* [Problem details]:
Every entry here needs to be repeated exactly.

===== Exercise materials

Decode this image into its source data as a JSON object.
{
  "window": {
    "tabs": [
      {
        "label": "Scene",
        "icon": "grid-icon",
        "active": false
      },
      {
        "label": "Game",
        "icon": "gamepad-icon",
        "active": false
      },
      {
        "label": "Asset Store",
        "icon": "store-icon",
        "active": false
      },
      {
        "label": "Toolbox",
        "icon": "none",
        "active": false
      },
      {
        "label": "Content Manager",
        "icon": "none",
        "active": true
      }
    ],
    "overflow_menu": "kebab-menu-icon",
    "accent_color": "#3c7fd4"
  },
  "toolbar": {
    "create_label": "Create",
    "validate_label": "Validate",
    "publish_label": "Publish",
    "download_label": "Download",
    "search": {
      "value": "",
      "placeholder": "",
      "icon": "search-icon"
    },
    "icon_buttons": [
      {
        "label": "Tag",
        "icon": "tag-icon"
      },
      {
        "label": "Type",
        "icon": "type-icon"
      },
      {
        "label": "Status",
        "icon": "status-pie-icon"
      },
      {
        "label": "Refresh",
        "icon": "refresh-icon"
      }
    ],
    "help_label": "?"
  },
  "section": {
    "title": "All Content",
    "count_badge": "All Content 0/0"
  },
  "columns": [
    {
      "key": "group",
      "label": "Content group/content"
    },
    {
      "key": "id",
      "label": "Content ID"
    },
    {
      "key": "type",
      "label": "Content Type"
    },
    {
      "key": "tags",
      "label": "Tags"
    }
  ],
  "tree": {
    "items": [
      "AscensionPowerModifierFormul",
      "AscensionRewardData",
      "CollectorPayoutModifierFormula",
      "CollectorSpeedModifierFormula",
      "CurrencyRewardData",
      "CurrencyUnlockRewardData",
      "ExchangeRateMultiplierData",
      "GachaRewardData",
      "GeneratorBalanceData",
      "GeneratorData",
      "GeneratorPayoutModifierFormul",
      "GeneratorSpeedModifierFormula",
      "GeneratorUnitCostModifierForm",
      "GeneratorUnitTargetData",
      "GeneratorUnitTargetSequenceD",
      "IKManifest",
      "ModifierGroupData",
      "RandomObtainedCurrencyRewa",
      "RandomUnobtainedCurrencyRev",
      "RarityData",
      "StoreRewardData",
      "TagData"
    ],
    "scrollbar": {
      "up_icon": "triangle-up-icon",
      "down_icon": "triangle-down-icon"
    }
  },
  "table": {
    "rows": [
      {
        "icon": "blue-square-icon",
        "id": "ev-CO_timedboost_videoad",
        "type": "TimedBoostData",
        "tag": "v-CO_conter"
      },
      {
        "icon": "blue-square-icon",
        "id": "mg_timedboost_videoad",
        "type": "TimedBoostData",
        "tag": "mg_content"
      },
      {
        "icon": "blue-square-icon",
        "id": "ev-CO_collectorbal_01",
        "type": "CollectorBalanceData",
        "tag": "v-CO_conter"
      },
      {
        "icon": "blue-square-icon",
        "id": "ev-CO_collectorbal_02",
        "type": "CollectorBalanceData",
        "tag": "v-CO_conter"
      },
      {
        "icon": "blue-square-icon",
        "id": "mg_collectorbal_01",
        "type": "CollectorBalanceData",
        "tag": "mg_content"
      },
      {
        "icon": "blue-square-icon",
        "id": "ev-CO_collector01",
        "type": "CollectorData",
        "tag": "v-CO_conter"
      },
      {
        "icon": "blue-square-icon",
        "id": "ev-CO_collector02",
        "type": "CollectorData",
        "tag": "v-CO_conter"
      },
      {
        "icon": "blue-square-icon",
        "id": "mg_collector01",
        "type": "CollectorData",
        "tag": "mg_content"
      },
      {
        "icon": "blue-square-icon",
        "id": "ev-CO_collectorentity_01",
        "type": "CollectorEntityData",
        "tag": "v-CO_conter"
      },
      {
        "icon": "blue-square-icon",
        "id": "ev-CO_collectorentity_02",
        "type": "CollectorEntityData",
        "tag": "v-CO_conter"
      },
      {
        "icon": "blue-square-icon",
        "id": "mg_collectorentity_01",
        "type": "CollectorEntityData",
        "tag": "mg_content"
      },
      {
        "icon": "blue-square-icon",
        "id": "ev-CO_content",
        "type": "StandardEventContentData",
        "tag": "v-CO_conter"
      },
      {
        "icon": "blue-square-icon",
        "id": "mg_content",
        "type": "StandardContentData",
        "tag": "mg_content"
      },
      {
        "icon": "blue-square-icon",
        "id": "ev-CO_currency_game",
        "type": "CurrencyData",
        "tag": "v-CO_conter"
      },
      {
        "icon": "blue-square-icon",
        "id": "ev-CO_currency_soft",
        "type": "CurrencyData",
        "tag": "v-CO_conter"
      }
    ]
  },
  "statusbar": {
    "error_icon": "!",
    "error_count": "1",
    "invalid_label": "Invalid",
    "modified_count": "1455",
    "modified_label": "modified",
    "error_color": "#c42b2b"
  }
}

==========

* [Problem solution]:
Decode this image into its source data as a JSON object.
{
  "window": {
    "tabs": [
      {
        "label": "Scene",
        "icon": "grid-icon",
        "active": false
      },
      {
        "label": "Game",
        "icon": "gamepad-icon",
        "active": false
      },
      {
        "label": "Asset Store",
        "icon": "store-icon",
        "active": false
      },
      {
        "label": "Toolbox",
        "icon": "none",
        "active": false
      },
      {
        "label": "Content Manager",
        "icon": "none",
        "active": true
      }
    ],
    "overflow_menu": "kebab-menu-icon",
    "accent_color": "#3c7fd4"
  },
  "toolbar": {
    "create_label": "Create",
    "validate_label": "Validate",
    "publish_label": "Publish",
    "download_label": "Download",
    "search": {
      "value": "",
      "placeholder": "",
      "icon": "search-icon"
    },
    "icon_buttons": [
      {
        "label": "Tag",
        "icon": "tag-icon"
      },
      {
        "label": "Type",
        "icon": "type-icon"
      },
      {
        "label": "Status",
        "icon": "status-pie-icon"
      },
      {
        "label": "Refresh",
        "icon": "refresh-icon"
      }
    ],
    "help_label": "?"
  },
  "section": {
    "title": "All Content",
    "count_badge": "All Content 0/0"
  },
  "columns": [
    {
      "key": "group",
      "label": "Content group/content"
    },
    {
      "key": "id",
      "label": "Content ID"
    },
    {
      "key": "type",
      "label": "Content Type"
    },
    {
      "key": "tags",
      "label": "Tags"
    }
  ],
  "tree": {
    "items": [
      "AscensionPowerModifierFormul",
      "AscensionRewardData",
      "CollectorPayoutModifierFormula",
      "CollectorSpeedModifierFormula",
      "CurrencyRewardData",
      "CurrencyUnlockRewardData",
      "ExchangeRateMultiplierData",
      "GachaRewardData",
      "GeneratorBalanceData",
      "GeneratorData",
      "GeneratorPayoutModifierFormul",
      "GeneratorSpeedModifierFormula",
      "GeneratorUnitCostModifierForm",
      "GeneratorUnitTargetData",
      "GeneratorUnitTargetSequenceD",
      "IKManifest",
      "ModifierGroupData",
      "RandomObtainedCurrencyRewa",
      "RandomUnobtainedCurrencyRev",
      "RarityData",
      "StoreRewardData",
      "TagData"
    ],
    "scrollbar": {
      "up_icon": "triangle-up-icon",
      "down_icon": "triangle-down-icon"
    }
  },
  "table": {
    "rows": [
      {
        "icon": "blue-square-icon",
        "id": "ev-CO_timedboost_videoad",
        "type": "TimedBoostData",
        "tag": "v-CO_conter"
      },
      {
        "icon": "blue-square-icon",
        "id": "mg_timedboost_videoad",
        "type": "TimedBoostData",
        "tag": "mg_content"
      },
      {
        "icon": "blue-square-icon",
        "id": "ev-CO_collectorbal_01",
        "type": "CollectorBalanceData",
        "tag": "v-CO_conter"
      },
      {
        "icon": "blue-square-icon",
        "id": "ev-CO_collectorbal_02",
        "type": "CollectorBalanceData",
        "tag": "v-CO_conter"
      },
      {
        "icon": "blue-square-icon",
        "id": "mg_collectorbal_01",
        "type": "CollectorBalanceData",
        "tag": "mg_content"
      },
      {
        "icon": "blue-square-icon",
        "id": "ev-CO_collector01",
        "type": "CollectorData",
        "tag": "v-CO_conter"
      },
      {
        "icon": "blue-square-icon",
        "id": "ev-CO_collector02",
        "type": "CollectorData",
        "tag": "v-CO_conter"
      },
      {
        "icon": "blue-square-icon",
        "id": "mg_collector01",
        "type": "CollectorData",
        "tag": "mg_content"
      },
      {
        "icon": "blue-square-icon",
        "id": "ev-CO_collectorentity_01",
        "type": "CollectorEntityData",
        "tag": "v-CO_conter"
      },
      {
        "icon": "blue-square-icon",
        "id": "ev-CO_collectorentity_02",
        "type": "CollectorEntityData",
        "tag": "v-CO_conter"
      },
      {
        "icon": "blue-square-icon",
        "id": "mg_collectorentity_01",
        "type": "CollectorEntityData",
        "tag": "mg_content"
      },
      {
        "icon": "blue-square-icon",
        "id": "ev-CO_content",
        "type": "StandardEventContentData",
        "tag": "v-CO_conter"
      },
      {
        "icon": "blue-square-icon",
        "id": "mg_content",
        "type": "StandardContentData",
        "tag": "mg_content"
      },
      {
        "icon": "blue-square-icon",
        "id": "ev-CO_currency_game",
        "type": "CurrencyData",
        "tag": "v-CO_conter"
      },
      {
        "icon": "blue-square-icon",
        "id": "ev-CO_currency_soft",
        "type": "CurrencyData",
        "tag": "v-CO_conter"
      }
    ]
  },
  "statusbar": {
    "error_icon": "!",
    "error_count": "1",
    "invalid_label": "Invalid",
    "modified_count": "1455",
    "modified_label": "modified",
    "error_color": "#c42b2b"
  }
}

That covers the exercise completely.